◆ TASK TO COMPLETE: Which of the lines below holds the string "annotation"? Copy every line that does.

--- MATERIAL SUPPLIED ---

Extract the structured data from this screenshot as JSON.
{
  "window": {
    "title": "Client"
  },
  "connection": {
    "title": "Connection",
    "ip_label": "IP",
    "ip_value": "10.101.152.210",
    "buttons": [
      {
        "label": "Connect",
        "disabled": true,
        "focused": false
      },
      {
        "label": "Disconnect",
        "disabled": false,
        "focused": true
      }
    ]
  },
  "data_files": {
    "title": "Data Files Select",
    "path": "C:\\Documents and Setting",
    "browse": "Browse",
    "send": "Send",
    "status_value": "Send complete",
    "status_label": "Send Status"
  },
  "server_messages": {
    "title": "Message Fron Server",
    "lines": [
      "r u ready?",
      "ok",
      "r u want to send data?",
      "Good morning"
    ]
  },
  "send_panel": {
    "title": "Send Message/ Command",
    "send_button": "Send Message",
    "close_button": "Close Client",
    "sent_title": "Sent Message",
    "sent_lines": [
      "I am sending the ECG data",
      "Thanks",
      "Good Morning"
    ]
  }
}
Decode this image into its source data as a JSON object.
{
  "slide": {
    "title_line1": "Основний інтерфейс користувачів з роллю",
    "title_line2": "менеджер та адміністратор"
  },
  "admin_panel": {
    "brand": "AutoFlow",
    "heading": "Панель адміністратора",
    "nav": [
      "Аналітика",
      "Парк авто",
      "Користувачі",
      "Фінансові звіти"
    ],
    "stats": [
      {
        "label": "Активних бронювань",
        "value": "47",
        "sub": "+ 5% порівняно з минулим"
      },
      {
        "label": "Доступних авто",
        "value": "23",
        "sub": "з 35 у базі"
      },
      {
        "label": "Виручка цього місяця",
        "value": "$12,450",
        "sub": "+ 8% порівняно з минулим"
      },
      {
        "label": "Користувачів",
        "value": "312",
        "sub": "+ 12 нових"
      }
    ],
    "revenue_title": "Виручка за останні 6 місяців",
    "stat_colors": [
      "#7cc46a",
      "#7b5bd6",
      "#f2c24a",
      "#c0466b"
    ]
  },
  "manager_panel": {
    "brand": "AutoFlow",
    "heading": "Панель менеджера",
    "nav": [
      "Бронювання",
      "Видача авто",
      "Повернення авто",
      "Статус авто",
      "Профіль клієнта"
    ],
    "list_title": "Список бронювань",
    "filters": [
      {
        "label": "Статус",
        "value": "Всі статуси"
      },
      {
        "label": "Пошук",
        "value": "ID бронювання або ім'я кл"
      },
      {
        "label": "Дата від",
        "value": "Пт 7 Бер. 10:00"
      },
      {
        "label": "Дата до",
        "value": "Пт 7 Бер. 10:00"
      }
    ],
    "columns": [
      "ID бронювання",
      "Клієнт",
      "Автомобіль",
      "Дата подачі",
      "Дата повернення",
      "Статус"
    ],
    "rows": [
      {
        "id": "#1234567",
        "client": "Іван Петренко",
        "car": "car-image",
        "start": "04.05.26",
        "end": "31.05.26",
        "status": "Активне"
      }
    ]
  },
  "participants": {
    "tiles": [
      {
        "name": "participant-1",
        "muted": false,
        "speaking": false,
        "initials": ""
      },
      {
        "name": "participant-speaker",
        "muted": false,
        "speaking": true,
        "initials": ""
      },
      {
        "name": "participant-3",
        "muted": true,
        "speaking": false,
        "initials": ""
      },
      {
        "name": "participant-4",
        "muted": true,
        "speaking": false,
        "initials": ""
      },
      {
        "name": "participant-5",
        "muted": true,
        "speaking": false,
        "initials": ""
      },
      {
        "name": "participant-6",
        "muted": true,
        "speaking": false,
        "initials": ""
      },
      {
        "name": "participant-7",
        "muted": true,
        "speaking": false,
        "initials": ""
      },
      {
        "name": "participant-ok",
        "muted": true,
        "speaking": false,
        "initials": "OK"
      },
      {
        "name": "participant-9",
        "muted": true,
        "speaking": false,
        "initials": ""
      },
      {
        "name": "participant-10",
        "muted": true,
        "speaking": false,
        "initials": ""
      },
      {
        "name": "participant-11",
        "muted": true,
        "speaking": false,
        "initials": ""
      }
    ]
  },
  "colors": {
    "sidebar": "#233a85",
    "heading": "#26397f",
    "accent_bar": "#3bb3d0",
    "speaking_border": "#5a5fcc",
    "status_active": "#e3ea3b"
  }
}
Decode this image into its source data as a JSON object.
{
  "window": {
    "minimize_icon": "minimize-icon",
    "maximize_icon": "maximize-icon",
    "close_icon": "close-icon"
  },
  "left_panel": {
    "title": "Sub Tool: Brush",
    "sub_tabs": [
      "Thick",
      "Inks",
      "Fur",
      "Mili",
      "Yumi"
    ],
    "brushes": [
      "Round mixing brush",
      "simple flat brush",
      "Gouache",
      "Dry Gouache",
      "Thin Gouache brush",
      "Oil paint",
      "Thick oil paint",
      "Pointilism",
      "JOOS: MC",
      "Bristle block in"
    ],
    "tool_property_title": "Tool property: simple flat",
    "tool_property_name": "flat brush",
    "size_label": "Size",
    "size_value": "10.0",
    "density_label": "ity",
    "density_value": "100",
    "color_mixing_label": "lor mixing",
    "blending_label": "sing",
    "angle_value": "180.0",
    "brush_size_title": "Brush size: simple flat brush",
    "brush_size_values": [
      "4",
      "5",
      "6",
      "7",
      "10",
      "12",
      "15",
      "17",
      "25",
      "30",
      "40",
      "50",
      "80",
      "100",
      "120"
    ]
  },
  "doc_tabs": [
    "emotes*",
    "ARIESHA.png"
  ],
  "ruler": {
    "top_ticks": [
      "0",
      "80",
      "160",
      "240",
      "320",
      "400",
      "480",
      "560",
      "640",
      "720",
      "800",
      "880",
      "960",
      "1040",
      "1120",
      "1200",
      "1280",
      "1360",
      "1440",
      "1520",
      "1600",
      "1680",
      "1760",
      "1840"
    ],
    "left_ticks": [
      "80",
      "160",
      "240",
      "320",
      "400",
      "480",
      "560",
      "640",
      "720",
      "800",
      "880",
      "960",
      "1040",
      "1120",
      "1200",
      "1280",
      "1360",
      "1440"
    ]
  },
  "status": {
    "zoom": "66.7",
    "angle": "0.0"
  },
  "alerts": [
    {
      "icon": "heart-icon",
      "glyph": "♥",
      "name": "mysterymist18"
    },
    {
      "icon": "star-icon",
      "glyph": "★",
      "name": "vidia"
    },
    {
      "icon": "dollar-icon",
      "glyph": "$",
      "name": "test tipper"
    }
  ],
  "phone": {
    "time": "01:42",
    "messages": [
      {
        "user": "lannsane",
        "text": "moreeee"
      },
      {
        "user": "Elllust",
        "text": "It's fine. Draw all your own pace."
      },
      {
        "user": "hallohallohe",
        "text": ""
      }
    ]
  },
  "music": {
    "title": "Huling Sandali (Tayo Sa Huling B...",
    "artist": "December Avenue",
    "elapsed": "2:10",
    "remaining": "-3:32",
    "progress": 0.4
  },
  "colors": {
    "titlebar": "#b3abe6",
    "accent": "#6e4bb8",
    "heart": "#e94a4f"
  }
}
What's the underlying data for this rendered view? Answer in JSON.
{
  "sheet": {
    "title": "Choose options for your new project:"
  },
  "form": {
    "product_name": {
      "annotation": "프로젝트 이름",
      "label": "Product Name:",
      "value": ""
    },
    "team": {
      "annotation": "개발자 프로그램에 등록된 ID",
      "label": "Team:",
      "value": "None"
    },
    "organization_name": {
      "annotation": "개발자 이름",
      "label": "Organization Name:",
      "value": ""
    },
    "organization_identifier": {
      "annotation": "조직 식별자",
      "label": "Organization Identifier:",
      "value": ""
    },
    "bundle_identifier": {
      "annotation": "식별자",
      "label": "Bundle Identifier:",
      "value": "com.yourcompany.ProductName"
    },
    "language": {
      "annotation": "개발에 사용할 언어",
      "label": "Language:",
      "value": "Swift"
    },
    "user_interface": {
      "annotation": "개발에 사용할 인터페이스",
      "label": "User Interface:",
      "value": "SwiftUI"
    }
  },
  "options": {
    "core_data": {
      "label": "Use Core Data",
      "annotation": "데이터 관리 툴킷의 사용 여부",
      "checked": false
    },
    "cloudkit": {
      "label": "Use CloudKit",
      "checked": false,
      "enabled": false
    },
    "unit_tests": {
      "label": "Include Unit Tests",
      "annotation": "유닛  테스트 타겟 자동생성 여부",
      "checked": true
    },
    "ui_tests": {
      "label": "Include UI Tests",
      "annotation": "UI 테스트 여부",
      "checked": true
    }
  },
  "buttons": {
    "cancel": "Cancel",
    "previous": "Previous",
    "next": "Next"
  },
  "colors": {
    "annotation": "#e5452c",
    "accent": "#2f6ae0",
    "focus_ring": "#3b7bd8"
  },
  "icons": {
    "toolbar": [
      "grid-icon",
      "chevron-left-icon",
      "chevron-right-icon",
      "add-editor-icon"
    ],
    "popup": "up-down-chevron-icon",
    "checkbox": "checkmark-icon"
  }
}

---

◆ FINISHED TASK:
      "annotation": "프로젝트 이름",
      "annotation": "개발자 프로그램에 등록된 ID",
      "annotation": "개발자 이름",
      "annotation": "조직 식별자",
      "annotation": "식별자",
      "annotation": "개발에 사용할 언어",
      "annotation": "개발에 사용할 인터페이스",
      "annotation": "데이터 관리 툴킷의 사용 여부",
      "annotation": "유닛  테스트 타겟 자동생성 여부",
      "annotation": "UI 테스트 여부",
    "annotation": "#e5452c",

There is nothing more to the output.